Ex-Messenger Staffers Sue Shuttered News Site Over Mass Layoffs

Just one day after digital news start-up The Messenger was shuttered and 270 employees were laid off, now-former staffers filed a class-action lawsuit against their former employer on the grounds that they were not given proper notice.

The lawsuit was filed on Thursday in the Southern District of New York and argues that the failure to give proper notice before ending their employment is a violation of the New York Worker Adjustment and Retraining Notification Act (WARN).

The Daily Beast first reported the class-action suit against the Jimmy Finkelstein-founded start-up on Thursday.

The lawsuit’s plaintiff is The Messenger senior producer Pilar Belendez-Desha, who is also representing the other staffers impacted by the unceremonious layoffs and shuttering of the media company on Wednesday.

“Plaintiff brings this action on behalf of herself and other similarly situated former employees,” the suit reads, “who worked for Defendant and were terminated without cause, as part of, or as the foreseeable result of, a mass layoffs or plant closings ordered by Defendant on January 31, 2024 and within 90 days of that date and who were not provided 60 days advance written notice of their terminations by Defendant, as required” by the WARN Act.

The suit continues, “Plaintiff and all similarly situated employees seek to recover up to 60 days wages and benefits.”

The Messenger shut down abruptly on Thursday, less than a year after launch, laying off all employees without severance payments. The start-up’s website immediately went inactive without access to any archives, solely a link to the company’s general email.

The lawsuit additionally pointed out that remaining staffers learned their jobs were being terminated from a New York Times article, rather than from The Messenger management themselves.

Additionally, the suit alleges none of the employees, including Belendez-Desha, received any prior notice of their terminations ahead of the shuttering of the outlet on Wednesday.

In the 11th hour, Finkelstein attempted to save The Messenger from having to close down, after burning through cash, by reaching out to Patrick Soon-Shiong, the owner of the Los Angeles Times, TheWrap reported Wednesday. Finkelstein sought to offer a merger.
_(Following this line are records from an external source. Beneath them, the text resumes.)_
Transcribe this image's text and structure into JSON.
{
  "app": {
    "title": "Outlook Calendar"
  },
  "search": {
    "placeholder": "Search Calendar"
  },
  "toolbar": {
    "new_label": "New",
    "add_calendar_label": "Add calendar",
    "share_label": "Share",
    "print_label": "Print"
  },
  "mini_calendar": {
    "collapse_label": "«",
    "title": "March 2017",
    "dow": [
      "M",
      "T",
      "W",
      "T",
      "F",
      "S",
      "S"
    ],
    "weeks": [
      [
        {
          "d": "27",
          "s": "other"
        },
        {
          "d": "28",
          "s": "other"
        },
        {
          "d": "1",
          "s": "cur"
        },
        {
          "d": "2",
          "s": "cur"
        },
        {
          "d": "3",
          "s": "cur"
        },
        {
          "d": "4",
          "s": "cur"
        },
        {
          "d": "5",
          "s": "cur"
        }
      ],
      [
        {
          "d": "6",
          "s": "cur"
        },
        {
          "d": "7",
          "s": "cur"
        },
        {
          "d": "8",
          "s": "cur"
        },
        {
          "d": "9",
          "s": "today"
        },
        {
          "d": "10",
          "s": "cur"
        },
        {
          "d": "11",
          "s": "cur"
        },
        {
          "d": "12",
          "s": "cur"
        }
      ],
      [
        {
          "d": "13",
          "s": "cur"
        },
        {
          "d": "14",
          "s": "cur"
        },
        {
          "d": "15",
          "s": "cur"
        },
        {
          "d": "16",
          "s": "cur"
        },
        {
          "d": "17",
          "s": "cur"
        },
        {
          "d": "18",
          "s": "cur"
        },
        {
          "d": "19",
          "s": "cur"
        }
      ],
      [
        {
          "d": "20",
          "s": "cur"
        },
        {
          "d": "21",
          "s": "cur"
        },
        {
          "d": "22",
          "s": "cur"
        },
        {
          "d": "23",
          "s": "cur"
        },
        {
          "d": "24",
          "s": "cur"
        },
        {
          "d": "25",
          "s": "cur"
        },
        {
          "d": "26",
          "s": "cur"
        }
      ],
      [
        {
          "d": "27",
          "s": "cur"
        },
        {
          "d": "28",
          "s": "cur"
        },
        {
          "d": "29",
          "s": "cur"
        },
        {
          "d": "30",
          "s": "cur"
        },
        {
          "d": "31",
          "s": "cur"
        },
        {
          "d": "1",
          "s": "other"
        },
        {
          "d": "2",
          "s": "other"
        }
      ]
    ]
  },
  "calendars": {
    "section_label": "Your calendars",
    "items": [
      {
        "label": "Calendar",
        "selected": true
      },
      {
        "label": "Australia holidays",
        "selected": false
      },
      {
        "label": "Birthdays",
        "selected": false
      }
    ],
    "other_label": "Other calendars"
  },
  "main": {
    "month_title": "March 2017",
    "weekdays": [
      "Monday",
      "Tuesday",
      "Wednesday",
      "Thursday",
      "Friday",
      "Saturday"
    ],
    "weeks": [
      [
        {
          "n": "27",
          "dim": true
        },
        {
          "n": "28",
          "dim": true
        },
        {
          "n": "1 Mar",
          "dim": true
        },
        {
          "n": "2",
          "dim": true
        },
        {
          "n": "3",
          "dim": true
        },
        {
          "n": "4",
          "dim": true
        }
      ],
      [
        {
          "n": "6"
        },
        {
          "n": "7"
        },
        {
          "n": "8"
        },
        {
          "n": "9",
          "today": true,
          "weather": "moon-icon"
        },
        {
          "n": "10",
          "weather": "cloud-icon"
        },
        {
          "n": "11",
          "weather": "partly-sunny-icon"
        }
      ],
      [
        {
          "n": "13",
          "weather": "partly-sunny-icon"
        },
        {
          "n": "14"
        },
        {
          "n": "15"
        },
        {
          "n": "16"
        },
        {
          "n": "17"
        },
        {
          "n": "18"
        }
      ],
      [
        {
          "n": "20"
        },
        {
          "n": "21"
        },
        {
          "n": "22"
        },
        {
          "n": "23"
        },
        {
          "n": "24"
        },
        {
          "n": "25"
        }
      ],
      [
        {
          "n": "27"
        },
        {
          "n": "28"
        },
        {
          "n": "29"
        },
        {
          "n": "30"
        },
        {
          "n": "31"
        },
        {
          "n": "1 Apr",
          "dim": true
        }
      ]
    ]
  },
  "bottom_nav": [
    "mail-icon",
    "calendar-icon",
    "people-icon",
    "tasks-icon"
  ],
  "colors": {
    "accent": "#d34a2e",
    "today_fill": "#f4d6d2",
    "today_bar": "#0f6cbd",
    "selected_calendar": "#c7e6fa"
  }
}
However, the L.A. Times insisted that a deal was nowhere close to being agreed upon.

The post Ex-Messenger Staffers Sue Shuttered News Site Over Mass Layoffs appeared first on TheWrap.